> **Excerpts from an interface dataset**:
┌──

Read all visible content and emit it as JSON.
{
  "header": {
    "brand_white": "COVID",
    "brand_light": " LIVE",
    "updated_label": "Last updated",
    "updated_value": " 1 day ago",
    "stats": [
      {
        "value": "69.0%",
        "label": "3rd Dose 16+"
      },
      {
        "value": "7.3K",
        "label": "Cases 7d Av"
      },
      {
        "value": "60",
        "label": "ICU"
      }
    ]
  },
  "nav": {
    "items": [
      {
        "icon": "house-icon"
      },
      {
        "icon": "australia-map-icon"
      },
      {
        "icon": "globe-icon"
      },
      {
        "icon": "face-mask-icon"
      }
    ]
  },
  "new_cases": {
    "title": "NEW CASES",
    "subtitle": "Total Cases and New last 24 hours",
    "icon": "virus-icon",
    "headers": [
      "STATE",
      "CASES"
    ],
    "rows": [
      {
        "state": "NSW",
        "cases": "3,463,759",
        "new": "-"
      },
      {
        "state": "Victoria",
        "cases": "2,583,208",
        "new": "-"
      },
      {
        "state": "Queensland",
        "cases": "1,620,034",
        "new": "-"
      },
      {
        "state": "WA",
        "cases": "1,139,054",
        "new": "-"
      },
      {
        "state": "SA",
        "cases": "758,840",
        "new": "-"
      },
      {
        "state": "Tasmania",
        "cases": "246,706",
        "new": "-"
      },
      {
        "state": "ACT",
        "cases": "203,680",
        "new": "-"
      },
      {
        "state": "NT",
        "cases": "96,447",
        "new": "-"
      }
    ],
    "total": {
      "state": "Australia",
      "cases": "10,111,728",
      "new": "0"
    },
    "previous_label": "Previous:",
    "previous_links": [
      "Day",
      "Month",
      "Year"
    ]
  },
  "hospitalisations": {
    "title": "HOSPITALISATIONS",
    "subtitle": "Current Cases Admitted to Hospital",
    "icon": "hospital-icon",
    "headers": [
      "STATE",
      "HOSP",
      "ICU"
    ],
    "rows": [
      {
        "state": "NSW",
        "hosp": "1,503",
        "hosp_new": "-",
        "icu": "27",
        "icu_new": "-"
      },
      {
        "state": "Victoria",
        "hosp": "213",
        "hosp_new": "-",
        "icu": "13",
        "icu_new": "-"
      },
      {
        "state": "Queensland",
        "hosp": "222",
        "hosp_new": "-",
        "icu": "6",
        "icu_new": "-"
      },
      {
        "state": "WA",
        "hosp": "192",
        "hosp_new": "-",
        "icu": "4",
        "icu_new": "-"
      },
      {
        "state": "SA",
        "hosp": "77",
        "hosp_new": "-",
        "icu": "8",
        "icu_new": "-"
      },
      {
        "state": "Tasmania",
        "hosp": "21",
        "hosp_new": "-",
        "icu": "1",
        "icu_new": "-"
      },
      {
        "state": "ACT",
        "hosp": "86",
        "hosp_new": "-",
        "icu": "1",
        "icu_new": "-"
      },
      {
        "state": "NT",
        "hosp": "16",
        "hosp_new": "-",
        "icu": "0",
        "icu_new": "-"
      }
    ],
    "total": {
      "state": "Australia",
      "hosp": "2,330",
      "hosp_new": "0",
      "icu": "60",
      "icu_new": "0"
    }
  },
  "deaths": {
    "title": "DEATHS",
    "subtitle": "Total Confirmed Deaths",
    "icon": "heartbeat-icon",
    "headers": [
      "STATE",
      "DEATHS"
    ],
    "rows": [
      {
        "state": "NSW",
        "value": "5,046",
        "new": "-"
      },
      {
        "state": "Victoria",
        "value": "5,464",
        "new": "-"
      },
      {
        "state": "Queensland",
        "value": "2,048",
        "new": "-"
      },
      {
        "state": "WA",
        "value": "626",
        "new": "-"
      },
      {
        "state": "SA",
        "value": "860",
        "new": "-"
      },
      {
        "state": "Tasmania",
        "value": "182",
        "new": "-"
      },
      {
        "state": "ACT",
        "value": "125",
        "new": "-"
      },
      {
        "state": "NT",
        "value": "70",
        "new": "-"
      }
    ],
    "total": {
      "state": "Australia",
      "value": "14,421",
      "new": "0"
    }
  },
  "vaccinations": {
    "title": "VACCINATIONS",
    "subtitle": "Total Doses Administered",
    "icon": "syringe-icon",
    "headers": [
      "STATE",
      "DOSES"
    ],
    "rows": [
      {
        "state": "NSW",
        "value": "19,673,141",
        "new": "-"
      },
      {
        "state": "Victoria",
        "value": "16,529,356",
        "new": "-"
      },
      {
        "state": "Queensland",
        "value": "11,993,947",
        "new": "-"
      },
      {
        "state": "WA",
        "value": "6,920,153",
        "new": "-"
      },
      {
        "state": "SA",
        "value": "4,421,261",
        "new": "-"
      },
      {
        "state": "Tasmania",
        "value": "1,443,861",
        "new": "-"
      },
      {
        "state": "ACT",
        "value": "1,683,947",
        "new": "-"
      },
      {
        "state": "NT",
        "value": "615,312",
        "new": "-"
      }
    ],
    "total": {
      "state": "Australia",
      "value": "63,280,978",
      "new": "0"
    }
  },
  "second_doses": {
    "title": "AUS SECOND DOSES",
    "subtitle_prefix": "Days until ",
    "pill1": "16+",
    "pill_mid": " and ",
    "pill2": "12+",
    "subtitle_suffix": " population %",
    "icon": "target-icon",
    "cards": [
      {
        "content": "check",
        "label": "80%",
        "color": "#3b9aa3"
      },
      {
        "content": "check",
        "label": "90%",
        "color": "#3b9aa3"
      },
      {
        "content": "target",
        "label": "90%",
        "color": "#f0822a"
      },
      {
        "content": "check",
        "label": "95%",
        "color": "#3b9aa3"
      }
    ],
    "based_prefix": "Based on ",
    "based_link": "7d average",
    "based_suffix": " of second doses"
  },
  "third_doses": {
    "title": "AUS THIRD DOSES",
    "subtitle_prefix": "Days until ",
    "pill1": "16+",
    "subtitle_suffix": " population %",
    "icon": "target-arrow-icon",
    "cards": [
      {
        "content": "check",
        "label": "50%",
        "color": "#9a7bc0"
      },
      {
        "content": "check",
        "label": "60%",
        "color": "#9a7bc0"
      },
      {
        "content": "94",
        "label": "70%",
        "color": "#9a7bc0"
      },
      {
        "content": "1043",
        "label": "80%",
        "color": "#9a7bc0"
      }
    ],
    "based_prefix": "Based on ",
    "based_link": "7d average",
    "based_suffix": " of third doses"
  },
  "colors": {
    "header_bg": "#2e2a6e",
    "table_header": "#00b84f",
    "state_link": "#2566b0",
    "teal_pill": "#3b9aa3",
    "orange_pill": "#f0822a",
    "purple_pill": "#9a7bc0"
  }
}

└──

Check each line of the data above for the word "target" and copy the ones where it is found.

    "icon": "target-icon",
        "content": "target",
    "icon": "target-arrow-icon",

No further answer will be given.